» Requirement
From the data, copy out every line in which the word "text" appears.

» Data for processing
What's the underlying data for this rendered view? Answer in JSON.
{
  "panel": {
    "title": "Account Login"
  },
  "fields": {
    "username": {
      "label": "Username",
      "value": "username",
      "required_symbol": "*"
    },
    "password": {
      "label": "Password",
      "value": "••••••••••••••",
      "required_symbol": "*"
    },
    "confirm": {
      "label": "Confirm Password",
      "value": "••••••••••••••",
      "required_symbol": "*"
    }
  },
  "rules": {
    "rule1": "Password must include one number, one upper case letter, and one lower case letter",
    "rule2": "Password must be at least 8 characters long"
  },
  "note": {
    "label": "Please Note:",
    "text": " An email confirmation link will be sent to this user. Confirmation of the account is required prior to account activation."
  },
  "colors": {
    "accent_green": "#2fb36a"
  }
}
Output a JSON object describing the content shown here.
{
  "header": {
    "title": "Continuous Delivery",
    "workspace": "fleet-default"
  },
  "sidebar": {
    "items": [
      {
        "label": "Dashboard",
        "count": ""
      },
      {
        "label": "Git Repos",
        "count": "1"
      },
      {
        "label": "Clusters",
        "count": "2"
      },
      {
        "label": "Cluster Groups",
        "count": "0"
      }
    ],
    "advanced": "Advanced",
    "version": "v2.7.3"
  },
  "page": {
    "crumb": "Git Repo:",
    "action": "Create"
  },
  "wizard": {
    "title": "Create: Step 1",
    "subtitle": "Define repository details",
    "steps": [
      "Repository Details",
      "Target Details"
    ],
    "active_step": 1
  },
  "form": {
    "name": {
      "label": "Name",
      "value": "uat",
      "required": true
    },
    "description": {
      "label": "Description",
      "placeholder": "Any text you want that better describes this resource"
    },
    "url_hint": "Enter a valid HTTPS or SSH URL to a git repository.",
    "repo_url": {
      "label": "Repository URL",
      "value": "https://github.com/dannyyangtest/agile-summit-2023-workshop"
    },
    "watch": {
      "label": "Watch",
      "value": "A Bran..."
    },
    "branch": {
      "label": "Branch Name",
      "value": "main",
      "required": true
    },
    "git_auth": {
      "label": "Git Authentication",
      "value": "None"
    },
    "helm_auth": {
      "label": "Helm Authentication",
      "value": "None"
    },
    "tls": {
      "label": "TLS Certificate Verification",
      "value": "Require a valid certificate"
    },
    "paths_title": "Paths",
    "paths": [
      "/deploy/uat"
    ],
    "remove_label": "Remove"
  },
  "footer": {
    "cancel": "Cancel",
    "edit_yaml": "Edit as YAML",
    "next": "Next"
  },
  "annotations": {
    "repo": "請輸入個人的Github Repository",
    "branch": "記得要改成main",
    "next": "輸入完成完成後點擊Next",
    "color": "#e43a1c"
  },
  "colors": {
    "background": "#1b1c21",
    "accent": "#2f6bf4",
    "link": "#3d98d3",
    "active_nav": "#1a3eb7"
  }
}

» Exercise solution
    "text": " An email confirmation link will be sent to this user. Confirmation of the account is required prior to account activation."
      "placeholder": "Any text you want that better describes this resource"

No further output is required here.